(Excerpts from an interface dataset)
··········

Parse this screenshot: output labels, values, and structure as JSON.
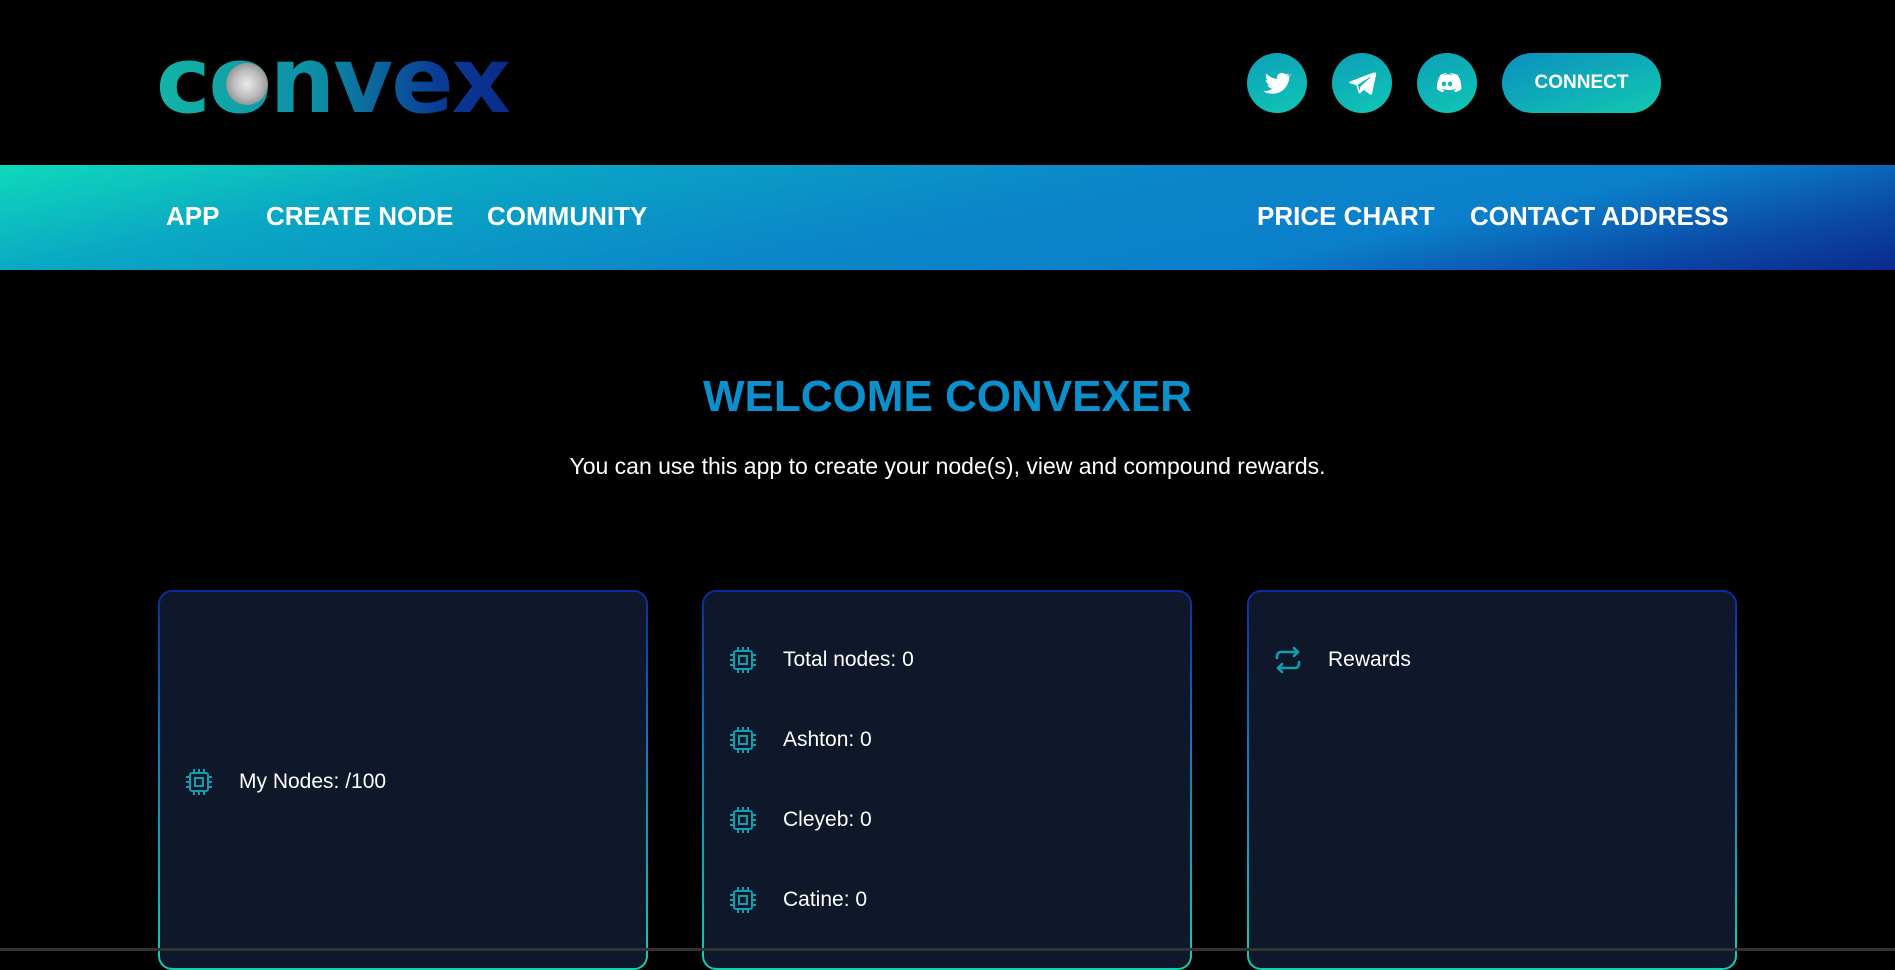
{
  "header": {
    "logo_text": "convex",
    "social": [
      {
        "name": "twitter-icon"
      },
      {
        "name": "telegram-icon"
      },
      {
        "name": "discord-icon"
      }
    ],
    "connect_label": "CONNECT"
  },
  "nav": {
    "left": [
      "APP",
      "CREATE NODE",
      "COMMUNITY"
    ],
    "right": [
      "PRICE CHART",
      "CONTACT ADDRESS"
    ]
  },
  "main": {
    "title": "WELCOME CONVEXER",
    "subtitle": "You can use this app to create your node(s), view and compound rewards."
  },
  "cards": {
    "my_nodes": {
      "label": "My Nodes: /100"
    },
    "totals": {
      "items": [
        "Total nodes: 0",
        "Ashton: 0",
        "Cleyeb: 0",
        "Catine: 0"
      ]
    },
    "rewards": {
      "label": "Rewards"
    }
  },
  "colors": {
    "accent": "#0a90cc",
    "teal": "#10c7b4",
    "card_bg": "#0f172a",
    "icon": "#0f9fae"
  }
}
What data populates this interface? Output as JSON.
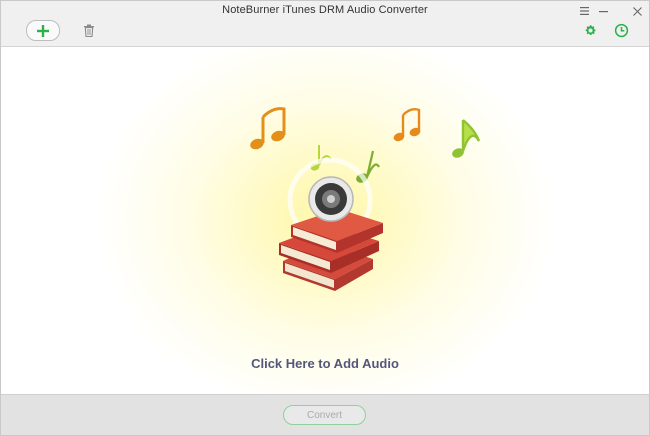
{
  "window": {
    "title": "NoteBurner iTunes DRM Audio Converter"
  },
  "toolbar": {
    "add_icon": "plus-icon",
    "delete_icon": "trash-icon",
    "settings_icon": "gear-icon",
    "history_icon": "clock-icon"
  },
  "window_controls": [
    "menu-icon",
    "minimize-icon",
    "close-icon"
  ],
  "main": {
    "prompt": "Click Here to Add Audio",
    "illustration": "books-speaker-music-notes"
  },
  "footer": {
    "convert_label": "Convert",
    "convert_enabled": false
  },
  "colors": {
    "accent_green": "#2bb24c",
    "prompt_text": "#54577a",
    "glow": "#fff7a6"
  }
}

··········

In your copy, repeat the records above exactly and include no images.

# [THE ANSWER]
Parse this screenshot: output labels, values, and structure as JSON.
{
  "header": {
    "logo_text": "convex",
    "social": [
      {
        "name": "twitter-icon"
      },
      {
        "name": "telegram-icon"
      },
      {
        "name": "discord-icon"
      }
    ],
    "connect_label": "CONNECT"
  },
  "nav": {
    "left": [
      "APP",
      "CREATE NODE",
      "COMMUNITY"
    ],
    "right": [
      "PRICE CHART",
      "CONTACT ADDRESS"
    ]
  },
  "main": {
    "title": "WELCOME CONVEXER",
    "subtitle": "You can use this app to create your node(s), view and compound rewards."
  },
  "cards": {
    "my_nodes": {
      "label": "My Nodes: /100"
    },
    "totals": {
      "items": [
        "Total nodes: 0",
        "Ashton: 0",
        "Cleyeb: 0",
        "Catine: 0"
      ]
    },
    "rewards": {
      "label": "Rewards"
    }
  },
  "colors": {
    "accent": "#0a90cc",
    "teal": "#10c7b4",
    "card_bg": "#0f172a",
    "icon": "#0f9fae"
  }
}
What data populates this interface? Output as JSON.
{
  "window": {
    "title": "NoteBurner iTunes DRM Audio Converter"
  },
  "toolbar": {
    "add_icon": "plus-icon",
    "delete_icon": "trash-icon",
    "settings_icon": "gear-icon",
    "history_icon": "clock-icon"
  },
  "window_controls": [
    "menu-icon",
    "minimize-icon",
    "close-icon"
  ],
  "main": {
    "prompt": "Click Here to Add Audio",
    "illustration": "books-speaker-music-notes"
  },
  "footer": {
    "convert_label": "Convert",
    "convert_enabled": false
  },
  "colors": {
    "accent_green": "#2bb24c",
    "prompt_text": "#54577a",
    "glow": "#fff7a6"
  }
}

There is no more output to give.